SIGMA’s Industry Heritage: Leadership Through Innovation

Over the last 20 years, SIGMA has continued a tradition of innovation in the water and wastewater industries. The company lays claim to a number of firsts, especially in the arena of pipe restraint products. Many new mechanical innovations have been introduced following requests from waterworks customers. While competitors have preferred to tread water and view restraints as a commodity product, SIGMA’s engineering team has worked hand in hand with its distributors to keep ahead of customer needs in the field.

Career highlights for SIGMA’s National Pipe Restraint Product Manager, Steve McDonald, have included:

SIGMA launched the 1st-ever 42” and 48” restraint devices for AWWA C900. Prior to this, 36”   was the largest nominal restrainer size available in the marketplace. All three restraint sizes were compatible for use with mechanical joint fittings, bell x spigot pipe joint connections and PVC pressure fittings.

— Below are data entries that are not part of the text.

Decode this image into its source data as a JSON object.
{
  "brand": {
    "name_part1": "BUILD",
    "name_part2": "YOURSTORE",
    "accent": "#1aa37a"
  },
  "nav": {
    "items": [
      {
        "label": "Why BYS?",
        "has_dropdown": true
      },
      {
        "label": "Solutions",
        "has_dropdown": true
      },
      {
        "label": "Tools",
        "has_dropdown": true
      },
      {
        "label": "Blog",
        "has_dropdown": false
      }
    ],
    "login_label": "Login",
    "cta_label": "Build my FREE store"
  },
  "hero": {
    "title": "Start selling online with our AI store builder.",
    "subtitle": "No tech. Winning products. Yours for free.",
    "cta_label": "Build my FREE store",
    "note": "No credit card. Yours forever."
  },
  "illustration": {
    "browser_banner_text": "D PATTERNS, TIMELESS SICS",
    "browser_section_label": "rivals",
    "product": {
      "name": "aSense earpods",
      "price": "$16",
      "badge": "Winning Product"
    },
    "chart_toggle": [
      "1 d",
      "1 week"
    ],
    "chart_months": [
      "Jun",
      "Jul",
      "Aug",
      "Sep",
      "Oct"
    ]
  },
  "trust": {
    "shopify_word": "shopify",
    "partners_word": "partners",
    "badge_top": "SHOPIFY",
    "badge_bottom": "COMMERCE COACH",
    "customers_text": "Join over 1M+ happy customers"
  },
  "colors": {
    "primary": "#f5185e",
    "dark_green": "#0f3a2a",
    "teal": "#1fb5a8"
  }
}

This was the year when SIGMA brought to market the industry’s first 54”, 60” and 64” wedge-style restraining glands for ductile iron pipe to exhibit at AWWA’s Chicago show.


At the AWWA show in San Diego, SIGMA unveiled the first-ever re-rounding bolt. This patented feature was developed for use with 54”, 60” and 64” restraints on ductile iron pipe to overcome any ovality issues in the field.


At the AWWA show in Philadelphia, SIGMA introduced industry firsts exhibiting 54” and 60” wedge restraint glands and pipe bell harness assemblies for PVC pressured pipes.


Engineering expanded the re-rounding feature to include on 42” and 48” wedge restraint glands for ductile iron pipes.


The company continued to expand the re-rounding concept to incorporate 30” and 36” wedge restraint glands for ductile iron pipes.

Steve McDonald commented on this heritage of innovation: “We’re proud to be at the forefront with new mechanical technologies for pipe restraint products. We’ve responded to the appetite we’ve seen from people working in the field and the needs created by the increase in pipe diameter and introduction of new materials.”